This is the second installment in a series that revisits historical and contemporary maps, diagrams and other interpretive readings of the Halifax region. See my first post for the full aims of this project and more information about contributing to the series.
HALIFAX – This map is a representation of the waterfront area, city centre, and suburbs of Halifax in 1835. Despite the passing of nearly 90 years since its founding, the original layout of the city remained intact in 1835. The only noticeable expansion is evident in the suburban growth in the north and south (Schmidtville), while paths to the west identify patterns for future expansion.
The inclusion of plot size is one of the most distinguishing and legible features of this map. Within the original city centre, blocks are narrow, with the long edge running parallel to the water. The blocks follow a strong grid pattern, each being approximately 320 feet in length and 120 feet in width (98m x 37m), with 55-foot (17m) wide streets in between. Each block is then subdivided into 16 equal plots. The result is a fine grain and diverse urban fabric, as each plot is a mere 40 feet wide.
The larger plot sizes north of the city centre clearly illustrate the area’s suburban qualities (although exceptions can be found near the naval dockyard and along Gottingen street, close to military exercise grounds where soldiers and workers lived).
So what does this mean for Halifax today? This plot configuration yielded high densities for Halifax, and was certainly not an obstacle for the future modernization of the city. But, like many other cities, parts of Halifax still bear the scars of various phases of urban renewal. Today, many of these same pieces are once again being considered for renewal and renovation. Should the city evolve within its current structure or tear down and start again?
Looking to a piece of the city centre highly altered from its original form (see images below), the changes to the street are significant – from a close-knit fabric still evident in 1957 to a loose weave at best (1997). There is little doubt that this area of the city has unraveled to a point where it is no longer a coherent or legible piece of the city. It is also a piece of the city ripe for redevelopment (most notably, the Cogswell Interchange site) and demands reorganization. The images that follow are based on analysis presented in Beverly Sandalack and Andrei Nicolai’s Urban Structure – Halifax.
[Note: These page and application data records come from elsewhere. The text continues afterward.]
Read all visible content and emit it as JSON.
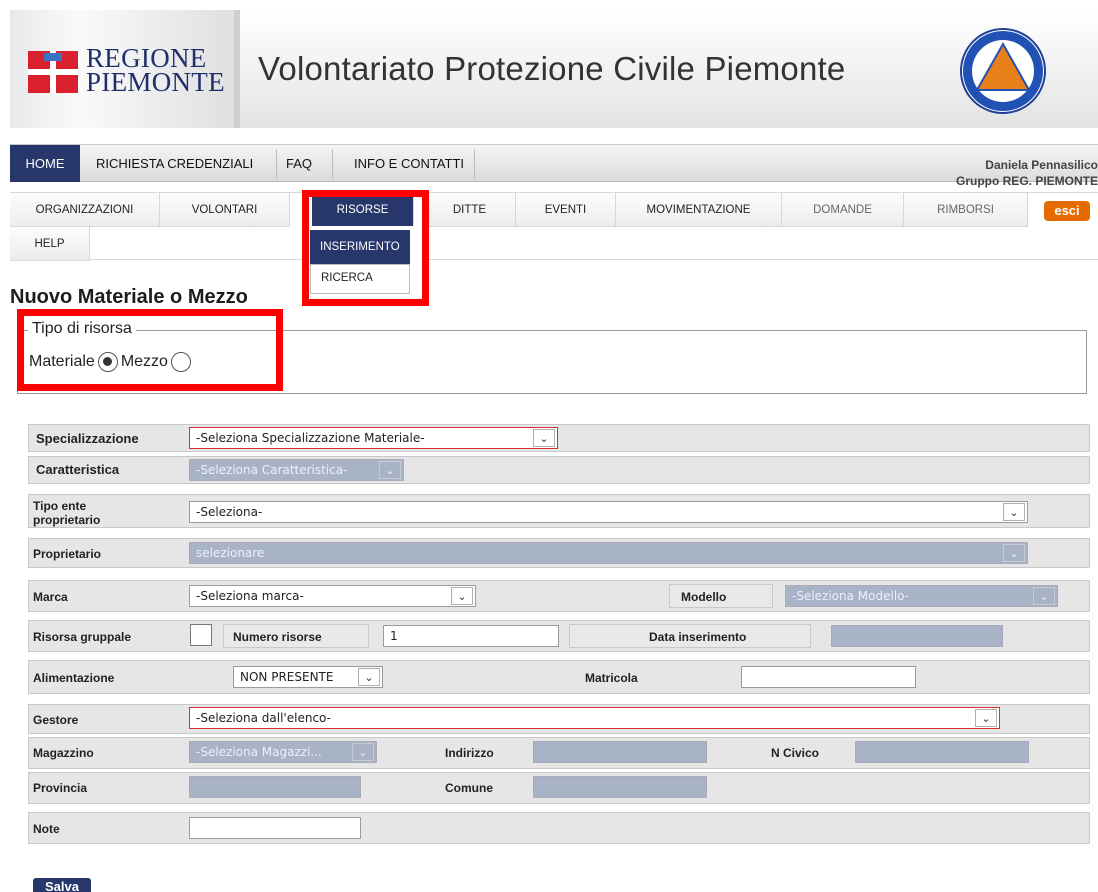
{
  "header": {
    "logo_line1": "REGIONE",
    "logo_line2": "PIEMONTE",
    "title": "Volontariato Protezione Civile Piemonte",
    "pc_logo_top": "PROTEZIONE CIVILE",
    "pc_logo_bottom": "REGIONE PIEMONTE"
  },
  "nav_main": {
    "items": [
      "HOME",
      "RICHIESTA CREDENZIALI",
      "FAQ",
      "INFO E CONTATTI"
    ],
    "user_name": "Daniela Pennasilico",
    "user_group": "Gruppo REG. PIEMONTE"
  },
  "nav_sub": {
    "items": [
      "ORGANIZZAZIONI",
      "VOLONTARI",
      "RISORSE",
      "DITTE",
      "EVENTI",
      "MOVIMENTAZIONE",
      "DOMANDE",
      "RIMBORSI"
    ],
    "help": "HELP",
    "logout": "esci",
    "dropdown": [
      "INSERIMENTO",
      "RICERCA"
    ]
  },
  "page": {
    "heading": "Nuovo Materiale o Mezzo",
    "resource_type": {
      "legend": "Tipo di risorsa",
      "option1": "Materiale",
      "option2": "Mezzo",
      "selected": "Materiale"
    }
  },
  "form": {
    "specializzazione": {
      "label": "Specializzazione",
      "value": "-Seleziona Specializzazione Materiale-"
    },
    "caratteristica": {
      "label": "Caratteristica",
      "value": "-Seleziona Caratteristica-"
    },
    "tipo_ente": {
      "label_line1": "Tipo ente",
      "label_line2": "proprietario",
      "value": "-Seleziona-"
    },
    "proprietario": {
      "label": "Proprietario",
      "value": "selezionare"
    },
    "marca": {
      "label": "Marca",
      "value": "-Seleziona marca-"
    },
    "modello": {
      "label": "Modello",
      "value": "-Seleziona Modello-"
    },
    "risorsa_gruppale": {
      "label": "Risorsa gruppale"
    },
    "numero_risorse": {
      "label": "Numero risorse",
      "value": "1"
    },
    "data_inserimento": {
      "label": "Data inserimento",
      "value": ""
    },
    "alimentazione": {
      "label": "Alimentazione",
      "value": "NON PRESENTE"
    },
    "matricola": {
      "label": "Matricola",
      "value": ""
    },
    "gestore": {
      "label": "Gestore",
      "value": "-Seleziona dall'elenco-"
    },
    "magazzino": {
      "label": "Magazzino",
      "value": "-Seleziona Magazzi..."
    },
    "indirizzo": {
      "label": "Indirizzo",
      "value": ""
    },
    "n_civico": {
      "label": "N Civico",
      "value": ""
    },
    "provincia": {
      "label": "Provincia",
      "value": ""
    },
    "comune": {
      "label": "Comune",
      "value": ""
    },
    "note": {
      "label": "Note",
      "value": ""
    },
    "save_label": "Salva"
  },
  "colors": {
    "nav_active": "#27376b",
    "highlight": "#ff0000",
    "logout": "#e56a00",
    "disabled_field": "#a8b3c6"
  }
}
An Urban Design Approach (1998, TUNS Press), one of the few published morphological studies of Halifax.
The condition of this particular area is most devastating to the pedestrian. By enlarging the grain of the city, porosity has been reduced – choice for the user, as she or he navigates between places, has been reduced. Reciprocity of lines and paths has moved toward singularity. The complexity and overlap inherent to all things urban is simplified and, therefore, less capable of adapting to the changes occurring around it.
The last image (below) is made up of three layers – an aerial view of the city today, the plot structure of 1957 (white lines), and building coverage and commercial distribution from 1997 (back lines and dotes; dated, but still accurate). Whereas services were well-distributed throughout the fabric in 1957, commercial activity has been clustered in larger buildings, often around internal – private – streets. But despite its current state, this areas remain a critical threshold between the city centre and the north (sub)urban areas.
With these maps and diagrams, (at least) three elements that define the quality of (life in) the city are presented: the landscape, the building (defined by plot), and the resulting grain of the urban tissue or fabric. While neither the original grid nor current configuration is connected to the regional topography, the small plot size effectively forged a new, and highly legible topography that mimicked the ground below. The same cannot be said for the superblocks that house Scotia Square or the Metro Centre. Considering these elements of urbanity – building, plot, landscape – are current redevelopment projects being designed with context in mind? What do they produce as building? As fabric? As landscape? What do they reproduce and does this reproduction strengthen or weaken existing conditions?
With the impending construction of a new convention centre and the eventual redevelopment of the Cogswell Interchange, it is necessary to revisit the history of these sites to uncover challenges and potential, and to envision alternatives to what is proposed that move beyond a new development vs. protecting heritage debate; reality is much more complex and heritage is too subjective. Instead, it is better to try and imagine a city that is neither stuck in the past nor chasing the future – how can we make the city come alive for its inhabitants today, so we are not left stumbling through either a museum or theme park?
More than buildings, heritage can be represented in the qualities of the city and, in this case, through the historic parcelization of the city. And it is this high level of density, achieved through the configuration of plot structure, that demonstrates the true strength of heritage in Halifax. The city’s heritage unveils a high-density approach to city building that moves beyond the superblock or tower. By viewing density outside of the confines of the box (building), and looking to the plot and landscape, urban density can be better defined as a high degree of variation – density as diversity in culture and lifestyle. But rather than trying to rediscover this heritage through the principles of New Urbanism or the policy of form-based codes, how can we use the heritage of this place to design a city that only gets better with age?
photo by Shawn Micallef from the Spacing Atlantic Flickr pool; diagrams based on analysis published in Urban Structure – Halifax. An Urban Design Approach